Most Active Stories
- An MSU physicist believes he has solved the "black hole information paradox"
- "A sad day" for Michigan bats: White-nose syndrome found in 3 counties
- This is doing more damage to Detroit than a hundred drug murders could have
- Biologists expect the worst for Michigan's bat population
- Power shift at Kendall College causing a stir
Thu July 7, 2011
Your Story: An easy retirement of teaching meditation...in prison
Robert Brown is like a lot of retired people: He volunteers. Unlike a lot of retired people, however, his volunteer work is teaching Buddhist meditation to prisoners.
Brown is 70 and an Marine veteran. He retired from his job making signs for local businesses about four years ago. But he’s been a Soto Zen Buddhist for 40 years. In the late nineties, somebody in his temple asked if he’d like to come along to a meditation session in a prison.
"Since then, I’ve just been really motivated to do it,” Brown said. But, he joked, “It’s a lot more work than just laying back and listening to music.”
Brown runs a nonprofit temple in Battle Creek.
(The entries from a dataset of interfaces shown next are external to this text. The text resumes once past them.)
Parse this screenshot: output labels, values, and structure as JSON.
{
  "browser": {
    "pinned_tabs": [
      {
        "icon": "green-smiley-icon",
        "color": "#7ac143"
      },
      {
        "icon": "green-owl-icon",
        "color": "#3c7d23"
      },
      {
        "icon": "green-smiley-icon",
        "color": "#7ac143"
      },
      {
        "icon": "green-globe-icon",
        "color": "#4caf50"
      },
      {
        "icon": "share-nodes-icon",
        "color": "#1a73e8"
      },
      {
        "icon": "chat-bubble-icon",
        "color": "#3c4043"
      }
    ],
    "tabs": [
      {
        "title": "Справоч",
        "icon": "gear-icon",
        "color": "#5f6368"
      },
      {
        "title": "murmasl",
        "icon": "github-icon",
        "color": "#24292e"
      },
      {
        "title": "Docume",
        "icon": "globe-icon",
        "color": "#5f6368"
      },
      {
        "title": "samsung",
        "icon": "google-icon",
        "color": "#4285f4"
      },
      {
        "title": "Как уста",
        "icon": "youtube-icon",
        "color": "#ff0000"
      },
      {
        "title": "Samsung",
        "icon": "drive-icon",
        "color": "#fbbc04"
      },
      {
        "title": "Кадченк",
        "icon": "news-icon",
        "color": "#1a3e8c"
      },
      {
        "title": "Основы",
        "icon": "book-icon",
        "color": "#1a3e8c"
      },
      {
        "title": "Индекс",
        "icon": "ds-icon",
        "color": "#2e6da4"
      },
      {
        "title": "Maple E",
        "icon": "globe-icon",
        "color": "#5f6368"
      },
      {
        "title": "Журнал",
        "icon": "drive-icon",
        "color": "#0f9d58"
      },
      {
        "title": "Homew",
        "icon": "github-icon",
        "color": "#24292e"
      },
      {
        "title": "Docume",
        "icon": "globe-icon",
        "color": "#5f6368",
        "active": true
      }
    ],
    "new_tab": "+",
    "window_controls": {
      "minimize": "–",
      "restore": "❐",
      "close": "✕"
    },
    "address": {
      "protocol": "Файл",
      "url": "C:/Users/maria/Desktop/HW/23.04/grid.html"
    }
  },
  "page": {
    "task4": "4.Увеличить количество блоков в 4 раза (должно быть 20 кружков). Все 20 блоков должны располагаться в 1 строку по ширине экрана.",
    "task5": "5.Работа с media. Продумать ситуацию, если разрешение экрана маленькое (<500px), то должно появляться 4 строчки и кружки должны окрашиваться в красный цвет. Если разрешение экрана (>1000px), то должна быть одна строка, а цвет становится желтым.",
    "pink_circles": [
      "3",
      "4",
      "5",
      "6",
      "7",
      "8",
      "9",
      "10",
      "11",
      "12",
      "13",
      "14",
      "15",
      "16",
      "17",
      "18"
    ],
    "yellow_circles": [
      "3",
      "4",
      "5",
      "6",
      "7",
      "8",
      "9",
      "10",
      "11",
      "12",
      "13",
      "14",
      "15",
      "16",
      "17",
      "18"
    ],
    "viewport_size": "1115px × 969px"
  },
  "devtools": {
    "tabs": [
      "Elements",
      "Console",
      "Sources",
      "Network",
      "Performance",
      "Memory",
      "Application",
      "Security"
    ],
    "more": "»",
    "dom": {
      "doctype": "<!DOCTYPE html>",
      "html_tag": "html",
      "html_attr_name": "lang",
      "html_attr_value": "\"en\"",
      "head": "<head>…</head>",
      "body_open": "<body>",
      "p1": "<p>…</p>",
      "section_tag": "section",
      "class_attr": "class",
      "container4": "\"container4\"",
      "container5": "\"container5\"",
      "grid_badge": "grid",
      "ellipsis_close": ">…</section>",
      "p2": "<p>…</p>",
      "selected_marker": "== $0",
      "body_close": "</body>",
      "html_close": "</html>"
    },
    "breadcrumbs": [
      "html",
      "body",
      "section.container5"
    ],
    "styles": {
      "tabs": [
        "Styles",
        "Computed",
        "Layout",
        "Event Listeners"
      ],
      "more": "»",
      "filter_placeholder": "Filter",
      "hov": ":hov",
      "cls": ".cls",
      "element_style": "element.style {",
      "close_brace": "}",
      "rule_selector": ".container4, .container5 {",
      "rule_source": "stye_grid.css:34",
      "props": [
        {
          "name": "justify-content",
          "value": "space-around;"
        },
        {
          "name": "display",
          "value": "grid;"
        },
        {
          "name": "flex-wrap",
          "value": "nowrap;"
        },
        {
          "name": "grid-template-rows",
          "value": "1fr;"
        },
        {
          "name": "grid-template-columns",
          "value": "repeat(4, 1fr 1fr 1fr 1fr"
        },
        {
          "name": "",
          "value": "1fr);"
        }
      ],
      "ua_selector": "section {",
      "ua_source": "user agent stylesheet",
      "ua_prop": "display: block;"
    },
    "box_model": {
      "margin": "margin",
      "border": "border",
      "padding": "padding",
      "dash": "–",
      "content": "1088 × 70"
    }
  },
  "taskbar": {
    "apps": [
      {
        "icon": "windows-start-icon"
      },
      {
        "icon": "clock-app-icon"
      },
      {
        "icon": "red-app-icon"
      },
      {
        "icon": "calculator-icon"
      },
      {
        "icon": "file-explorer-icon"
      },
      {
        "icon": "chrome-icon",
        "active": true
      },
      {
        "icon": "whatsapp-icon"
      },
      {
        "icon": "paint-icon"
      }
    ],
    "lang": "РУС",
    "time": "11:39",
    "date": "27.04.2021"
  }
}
Volunteer donations pay for the trips he takes to state and federal prisons all over Michigan’s Upper and Lower Peninsulas. (He says there are a lot more Buddhists in the Upper Peninsula.) Prisoners who are practicing Buddhists, or those who are just interested in trying out meditation, can come to his meetings. He used to teach a non-religious class on meditation for stress reduction at the Deerfield prison in Ionia before it closed a year ago.
Asked why he enjoys the work Brown said, “Buddhist practice and prayers are always about others. You are not supposed to set yourself apart from anything, even criminals.”
Brown is now working in five prisons around the state. His classes are one hour a week. Class size can range from just a few people to up to 35. He’s taught a few hundred prisoners over the years, and he stays in touch with some of them. He centers his work on trying to help prisoners work through their aggression in ways that are healthy.
“Any rehabilitation that goes on in there, those guys are doing it themselves. It’s a really aggressive place. We work on training them how to work with that aggression and not look like a coward.”
Brown says this work is difficult, and not easy to teach in an hour a week. He’s now trying to persuade one or more of the prisons to let him conduct some longer meditation retreats.
Brown does not always work alone. He has taken several students with him over the years into the state’s correctional facilities. Recently, he has found someone who is almost as interested as he is in the work -- his wife, Priscilla. After knowing each other and practicing Buddhism together for decades they were married just a few days ago.